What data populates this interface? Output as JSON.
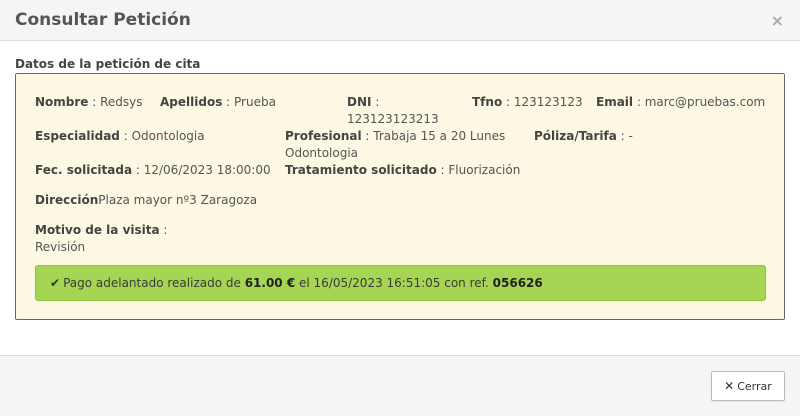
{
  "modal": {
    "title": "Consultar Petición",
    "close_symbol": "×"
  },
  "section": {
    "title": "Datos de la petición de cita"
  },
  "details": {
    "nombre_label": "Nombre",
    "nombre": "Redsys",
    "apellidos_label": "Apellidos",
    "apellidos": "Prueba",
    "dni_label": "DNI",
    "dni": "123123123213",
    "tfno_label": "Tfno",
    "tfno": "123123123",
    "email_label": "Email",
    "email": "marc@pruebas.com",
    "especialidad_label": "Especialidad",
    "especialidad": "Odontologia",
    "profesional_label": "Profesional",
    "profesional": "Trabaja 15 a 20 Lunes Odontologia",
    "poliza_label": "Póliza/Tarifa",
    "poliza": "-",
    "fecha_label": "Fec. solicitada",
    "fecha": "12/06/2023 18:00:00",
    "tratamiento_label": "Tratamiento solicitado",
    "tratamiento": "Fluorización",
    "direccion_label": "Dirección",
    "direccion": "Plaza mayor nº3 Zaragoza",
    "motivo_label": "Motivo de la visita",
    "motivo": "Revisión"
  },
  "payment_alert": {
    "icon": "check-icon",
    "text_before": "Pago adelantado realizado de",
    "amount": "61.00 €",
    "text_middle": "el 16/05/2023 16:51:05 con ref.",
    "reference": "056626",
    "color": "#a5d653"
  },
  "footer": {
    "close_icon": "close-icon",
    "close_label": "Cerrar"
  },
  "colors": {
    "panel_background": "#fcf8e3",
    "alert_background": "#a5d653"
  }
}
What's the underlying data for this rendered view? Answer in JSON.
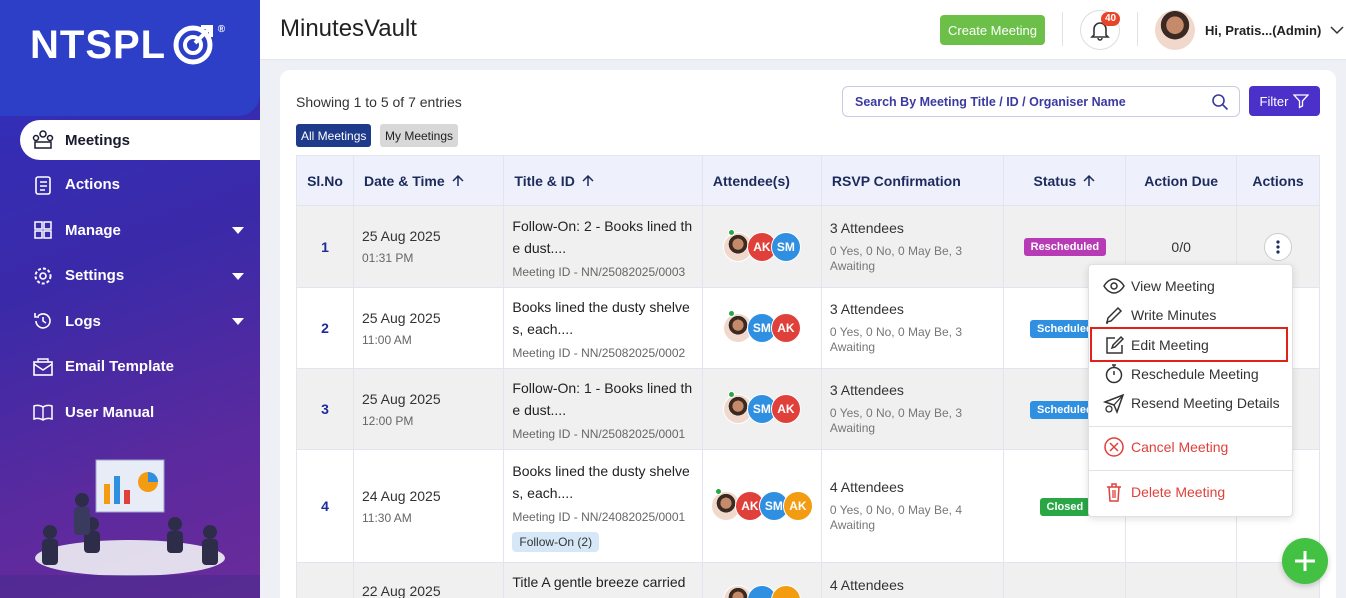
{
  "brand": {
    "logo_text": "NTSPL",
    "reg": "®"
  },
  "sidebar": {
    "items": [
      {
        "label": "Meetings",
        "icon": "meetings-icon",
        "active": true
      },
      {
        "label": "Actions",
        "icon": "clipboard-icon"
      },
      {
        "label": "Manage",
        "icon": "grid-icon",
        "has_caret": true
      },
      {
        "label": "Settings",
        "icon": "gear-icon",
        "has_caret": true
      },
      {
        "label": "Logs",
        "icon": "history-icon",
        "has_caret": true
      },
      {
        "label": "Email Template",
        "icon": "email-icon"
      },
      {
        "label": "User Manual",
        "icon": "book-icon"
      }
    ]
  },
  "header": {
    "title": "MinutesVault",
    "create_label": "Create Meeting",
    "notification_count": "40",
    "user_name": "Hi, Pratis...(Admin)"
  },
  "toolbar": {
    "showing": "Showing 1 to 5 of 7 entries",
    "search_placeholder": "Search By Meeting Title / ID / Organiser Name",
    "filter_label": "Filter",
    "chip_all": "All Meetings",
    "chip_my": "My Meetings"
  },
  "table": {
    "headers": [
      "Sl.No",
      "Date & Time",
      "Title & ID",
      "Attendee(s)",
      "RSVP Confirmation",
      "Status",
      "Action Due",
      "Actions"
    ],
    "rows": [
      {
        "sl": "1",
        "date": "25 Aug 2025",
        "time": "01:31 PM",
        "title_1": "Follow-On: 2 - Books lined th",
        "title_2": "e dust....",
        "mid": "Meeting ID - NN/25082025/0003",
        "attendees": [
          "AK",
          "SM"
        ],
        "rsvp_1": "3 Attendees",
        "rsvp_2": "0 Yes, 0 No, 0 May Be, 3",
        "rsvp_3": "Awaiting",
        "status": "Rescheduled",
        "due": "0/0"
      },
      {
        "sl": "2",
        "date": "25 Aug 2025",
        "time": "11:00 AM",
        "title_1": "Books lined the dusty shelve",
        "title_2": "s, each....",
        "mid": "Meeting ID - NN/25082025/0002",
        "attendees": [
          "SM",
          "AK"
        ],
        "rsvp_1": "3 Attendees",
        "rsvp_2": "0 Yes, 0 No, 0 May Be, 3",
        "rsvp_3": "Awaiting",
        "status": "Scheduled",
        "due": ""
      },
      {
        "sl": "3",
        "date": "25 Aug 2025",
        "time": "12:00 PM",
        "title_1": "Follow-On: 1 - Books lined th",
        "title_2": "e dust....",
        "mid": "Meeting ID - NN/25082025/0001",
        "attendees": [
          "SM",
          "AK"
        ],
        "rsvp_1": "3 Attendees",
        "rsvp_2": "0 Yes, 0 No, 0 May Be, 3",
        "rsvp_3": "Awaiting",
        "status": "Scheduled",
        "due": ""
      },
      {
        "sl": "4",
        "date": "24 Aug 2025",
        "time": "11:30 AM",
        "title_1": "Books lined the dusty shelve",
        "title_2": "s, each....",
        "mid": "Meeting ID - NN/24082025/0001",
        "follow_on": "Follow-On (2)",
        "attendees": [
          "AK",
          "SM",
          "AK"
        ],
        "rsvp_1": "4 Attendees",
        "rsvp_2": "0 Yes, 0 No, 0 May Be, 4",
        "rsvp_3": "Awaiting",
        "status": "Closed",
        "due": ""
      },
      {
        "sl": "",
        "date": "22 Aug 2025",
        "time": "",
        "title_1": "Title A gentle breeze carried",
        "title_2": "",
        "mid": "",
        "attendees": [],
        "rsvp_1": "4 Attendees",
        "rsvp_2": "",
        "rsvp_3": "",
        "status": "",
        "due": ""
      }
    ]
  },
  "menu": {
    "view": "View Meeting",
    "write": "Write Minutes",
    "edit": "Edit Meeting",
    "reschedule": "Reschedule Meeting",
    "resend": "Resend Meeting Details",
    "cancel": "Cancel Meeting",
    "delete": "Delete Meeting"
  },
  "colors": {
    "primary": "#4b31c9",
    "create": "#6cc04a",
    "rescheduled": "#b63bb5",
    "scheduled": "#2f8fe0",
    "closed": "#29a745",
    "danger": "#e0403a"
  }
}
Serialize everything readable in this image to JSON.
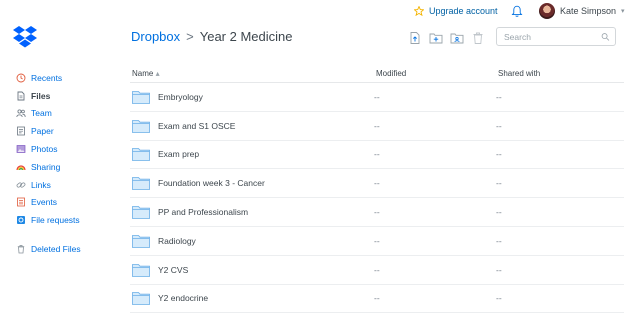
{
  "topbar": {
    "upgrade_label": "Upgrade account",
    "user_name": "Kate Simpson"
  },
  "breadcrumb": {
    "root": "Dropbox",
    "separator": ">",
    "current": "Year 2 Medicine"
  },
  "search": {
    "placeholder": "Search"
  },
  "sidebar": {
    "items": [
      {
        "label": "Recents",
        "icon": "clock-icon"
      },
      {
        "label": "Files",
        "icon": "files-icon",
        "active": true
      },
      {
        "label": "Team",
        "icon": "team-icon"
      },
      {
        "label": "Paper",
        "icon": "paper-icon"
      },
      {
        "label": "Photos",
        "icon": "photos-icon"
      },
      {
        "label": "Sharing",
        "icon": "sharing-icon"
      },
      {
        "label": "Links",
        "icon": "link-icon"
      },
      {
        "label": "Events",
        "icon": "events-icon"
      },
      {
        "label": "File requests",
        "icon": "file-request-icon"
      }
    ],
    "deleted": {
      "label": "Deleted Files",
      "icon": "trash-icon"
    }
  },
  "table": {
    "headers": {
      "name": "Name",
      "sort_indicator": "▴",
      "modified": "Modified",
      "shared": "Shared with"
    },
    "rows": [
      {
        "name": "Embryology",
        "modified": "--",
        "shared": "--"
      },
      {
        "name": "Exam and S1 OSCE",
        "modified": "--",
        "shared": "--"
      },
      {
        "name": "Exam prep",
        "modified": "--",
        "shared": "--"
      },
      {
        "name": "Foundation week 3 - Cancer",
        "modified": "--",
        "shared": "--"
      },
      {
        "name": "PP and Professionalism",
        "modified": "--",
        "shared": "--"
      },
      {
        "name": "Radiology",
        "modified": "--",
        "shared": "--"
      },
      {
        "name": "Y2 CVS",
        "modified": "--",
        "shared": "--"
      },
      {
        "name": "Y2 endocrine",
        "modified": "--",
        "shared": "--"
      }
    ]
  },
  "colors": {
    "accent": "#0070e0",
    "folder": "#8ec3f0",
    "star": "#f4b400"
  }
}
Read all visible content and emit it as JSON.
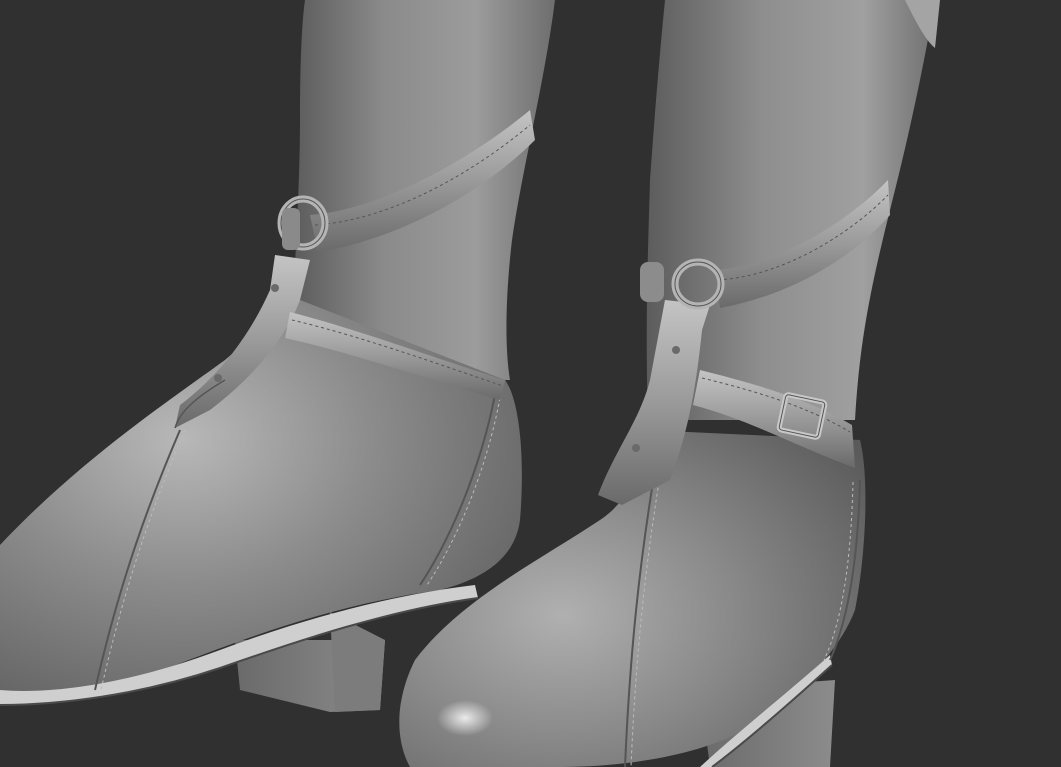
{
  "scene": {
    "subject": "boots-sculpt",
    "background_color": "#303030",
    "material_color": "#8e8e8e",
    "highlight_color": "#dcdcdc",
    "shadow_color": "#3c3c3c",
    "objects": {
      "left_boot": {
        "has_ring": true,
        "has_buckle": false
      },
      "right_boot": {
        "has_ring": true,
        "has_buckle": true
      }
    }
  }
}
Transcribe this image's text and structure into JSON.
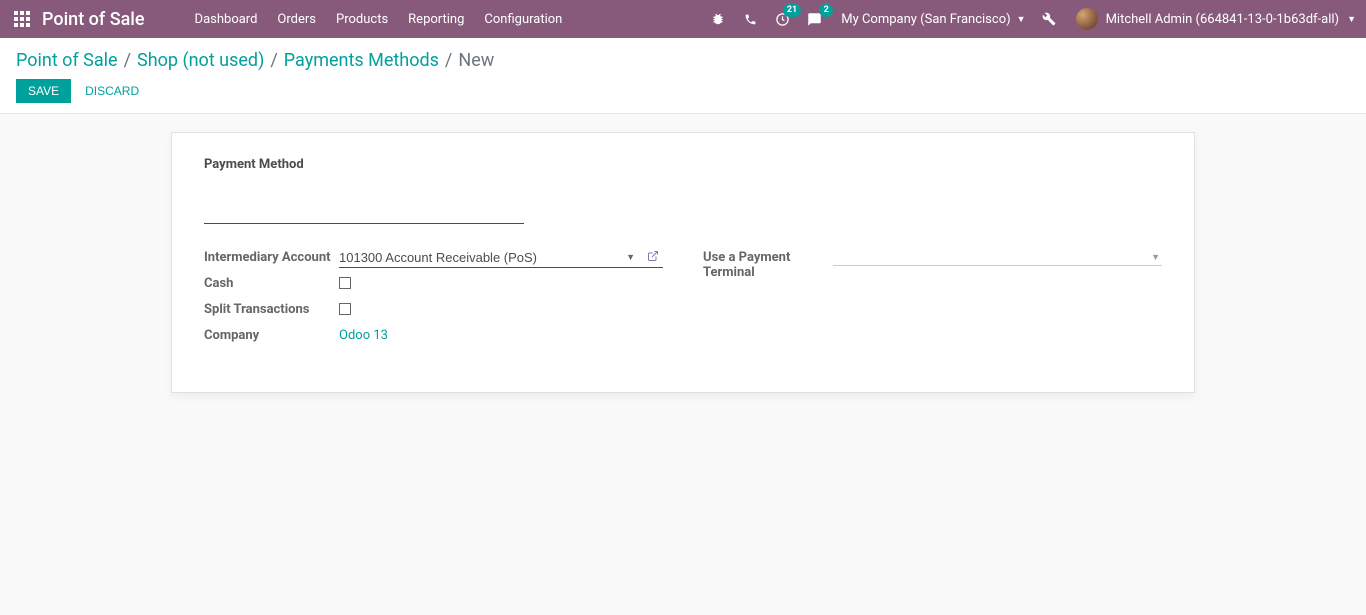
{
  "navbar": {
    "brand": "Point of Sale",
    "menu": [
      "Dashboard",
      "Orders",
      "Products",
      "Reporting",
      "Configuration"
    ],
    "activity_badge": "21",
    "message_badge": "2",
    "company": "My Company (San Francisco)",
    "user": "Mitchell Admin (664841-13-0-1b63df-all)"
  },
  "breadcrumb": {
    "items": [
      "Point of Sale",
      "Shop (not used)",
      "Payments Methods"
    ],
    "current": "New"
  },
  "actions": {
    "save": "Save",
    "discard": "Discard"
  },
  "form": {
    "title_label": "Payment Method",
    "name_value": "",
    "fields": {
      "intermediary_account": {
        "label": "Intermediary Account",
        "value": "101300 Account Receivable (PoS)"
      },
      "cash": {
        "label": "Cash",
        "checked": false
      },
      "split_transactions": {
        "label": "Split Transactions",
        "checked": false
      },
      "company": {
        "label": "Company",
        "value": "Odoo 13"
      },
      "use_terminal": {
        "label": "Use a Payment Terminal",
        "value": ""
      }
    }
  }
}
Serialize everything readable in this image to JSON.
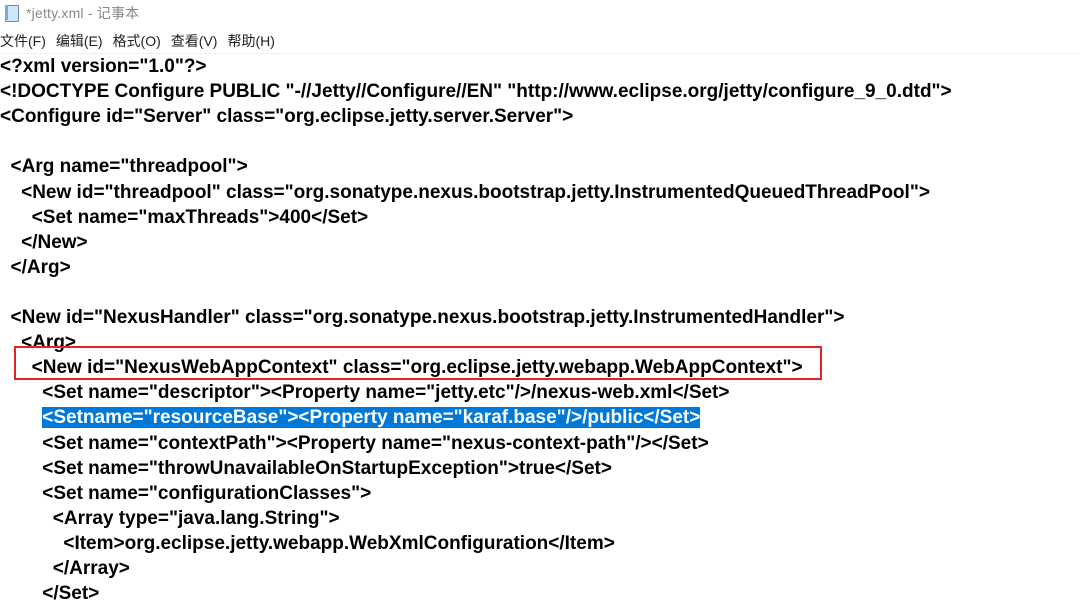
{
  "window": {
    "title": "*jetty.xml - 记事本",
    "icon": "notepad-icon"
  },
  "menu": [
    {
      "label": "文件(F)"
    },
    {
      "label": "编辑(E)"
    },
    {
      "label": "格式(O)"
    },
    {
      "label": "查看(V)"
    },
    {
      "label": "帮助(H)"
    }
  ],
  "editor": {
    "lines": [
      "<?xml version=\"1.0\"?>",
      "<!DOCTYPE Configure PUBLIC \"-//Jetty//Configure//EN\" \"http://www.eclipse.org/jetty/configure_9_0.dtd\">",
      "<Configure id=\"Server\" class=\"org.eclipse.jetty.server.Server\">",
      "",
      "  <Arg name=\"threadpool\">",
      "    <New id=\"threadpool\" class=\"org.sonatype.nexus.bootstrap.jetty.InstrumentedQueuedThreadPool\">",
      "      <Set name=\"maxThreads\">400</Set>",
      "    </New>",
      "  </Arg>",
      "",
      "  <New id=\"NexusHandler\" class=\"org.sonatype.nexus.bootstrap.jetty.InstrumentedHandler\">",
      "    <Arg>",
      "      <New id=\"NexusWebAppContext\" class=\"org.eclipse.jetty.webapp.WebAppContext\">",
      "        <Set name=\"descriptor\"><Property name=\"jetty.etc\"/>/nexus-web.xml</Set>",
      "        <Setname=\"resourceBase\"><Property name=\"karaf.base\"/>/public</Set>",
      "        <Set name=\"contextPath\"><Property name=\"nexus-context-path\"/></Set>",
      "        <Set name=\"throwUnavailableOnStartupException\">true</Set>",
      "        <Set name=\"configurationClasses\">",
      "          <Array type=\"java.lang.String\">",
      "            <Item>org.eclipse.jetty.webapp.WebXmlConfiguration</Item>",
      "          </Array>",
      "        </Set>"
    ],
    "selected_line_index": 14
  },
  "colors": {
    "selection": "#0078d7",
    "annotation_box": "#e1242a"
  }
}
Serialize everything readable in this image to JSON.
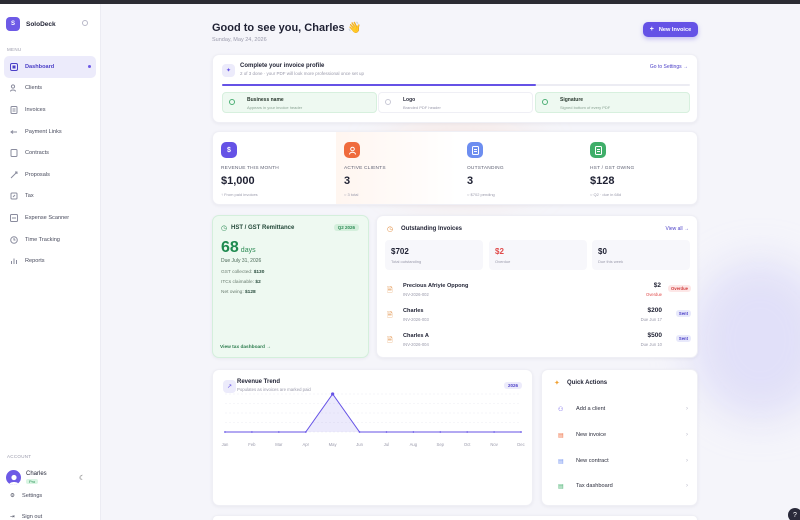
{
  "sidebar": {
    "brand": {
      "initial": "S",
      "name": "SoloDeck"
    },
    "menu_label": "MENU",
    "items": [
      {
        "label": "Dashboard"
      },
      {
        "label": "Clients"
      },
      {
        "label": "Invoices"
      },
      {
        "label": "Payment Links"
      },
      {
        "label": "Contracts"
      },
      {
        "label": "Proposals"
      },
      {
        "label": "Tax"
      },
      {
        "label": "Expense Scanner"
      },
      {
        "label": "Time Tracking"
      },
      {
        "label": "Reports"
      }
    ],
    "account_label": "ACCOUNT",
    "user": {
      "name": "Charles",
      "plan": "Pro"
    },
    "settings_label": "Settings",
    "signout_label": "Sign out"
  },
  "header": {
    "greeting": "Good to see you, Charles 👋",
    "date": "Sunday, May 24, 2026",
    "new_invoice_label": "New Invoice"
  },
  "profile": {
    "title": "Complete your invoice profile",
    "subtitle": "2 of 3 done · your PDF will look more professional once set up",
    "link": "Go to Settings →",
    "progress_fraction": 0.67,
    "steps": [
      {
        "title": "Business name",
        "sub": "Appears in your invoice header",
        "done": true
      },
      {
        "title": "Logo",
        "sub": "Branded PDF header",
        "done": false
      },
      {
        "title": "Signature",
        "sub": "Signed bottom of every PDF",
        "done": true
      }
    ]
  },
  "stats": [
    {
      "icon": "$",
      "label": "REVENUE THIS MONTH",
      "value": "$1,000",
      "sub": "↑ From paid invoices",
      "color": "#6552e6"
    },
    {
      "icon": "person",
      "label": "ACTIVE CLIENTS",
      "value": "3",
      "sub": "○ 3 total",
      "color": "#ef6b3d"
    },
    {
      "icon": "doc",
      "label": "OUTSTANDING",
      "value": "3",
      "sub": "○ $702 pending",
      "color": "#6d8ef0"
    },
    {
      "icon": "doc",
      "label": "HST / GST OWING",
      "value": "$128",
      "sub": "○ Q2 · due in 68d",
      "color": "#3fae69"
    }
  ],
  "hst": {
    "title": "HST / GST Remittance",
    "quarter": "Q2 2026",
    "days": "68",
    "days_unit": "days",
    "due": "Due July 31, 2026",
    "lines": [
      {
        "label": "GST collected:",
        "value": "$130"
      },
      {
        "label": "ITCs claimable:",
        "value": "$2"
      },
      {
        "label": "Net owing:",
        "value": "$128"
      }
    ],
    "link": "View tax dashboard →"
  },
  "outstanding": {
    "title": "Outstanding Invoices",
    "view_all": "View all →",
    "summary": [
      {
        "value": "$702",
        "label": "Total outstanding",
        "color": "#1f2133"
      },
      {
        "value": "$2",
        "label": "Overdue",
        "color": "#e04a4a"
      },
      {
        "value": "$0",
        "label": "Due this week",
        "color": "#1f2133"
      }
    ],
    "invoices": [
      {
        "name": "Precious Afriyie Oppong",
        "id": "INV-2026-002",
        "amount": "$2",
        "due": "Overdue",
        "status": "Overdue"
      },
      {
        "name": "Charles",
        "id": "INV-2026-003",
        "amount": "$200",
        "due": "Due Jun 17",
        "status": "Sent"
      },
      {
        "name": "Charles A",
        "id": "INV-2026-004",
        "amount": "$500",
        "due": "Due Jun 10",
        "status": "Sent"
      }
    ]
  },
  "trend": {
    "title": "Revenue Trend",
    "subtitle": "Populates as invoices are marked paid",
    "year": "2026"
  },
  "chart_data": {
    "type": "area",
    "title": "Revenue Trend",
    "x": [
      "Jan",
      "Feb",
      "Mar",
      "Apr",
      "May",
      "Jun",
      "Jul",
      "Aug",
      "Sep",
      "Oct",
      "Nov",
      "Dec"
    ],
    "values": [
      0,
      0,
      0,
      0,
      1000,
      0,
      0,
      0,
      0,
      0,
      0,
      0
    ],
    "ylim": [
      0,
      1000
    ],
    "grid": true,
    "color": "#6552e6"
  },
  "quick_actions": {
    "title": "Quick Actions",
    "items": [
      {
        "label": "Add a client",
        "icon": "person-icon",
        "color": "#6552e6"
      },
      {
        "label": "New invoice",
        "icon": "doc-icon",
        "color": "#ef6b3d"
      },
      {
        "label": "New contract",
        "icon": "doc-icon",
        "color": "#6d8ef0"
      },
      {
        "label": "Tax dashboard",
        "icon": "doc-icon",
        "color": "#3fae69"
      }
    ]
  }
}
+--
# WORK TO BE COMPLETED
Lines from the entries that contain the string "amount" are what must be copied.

# OUTPUT OF THE EXERCISE
    "amount": "61.00 €",
        "amount": "$2",
        "amount": "$200",
        "amount": "$500",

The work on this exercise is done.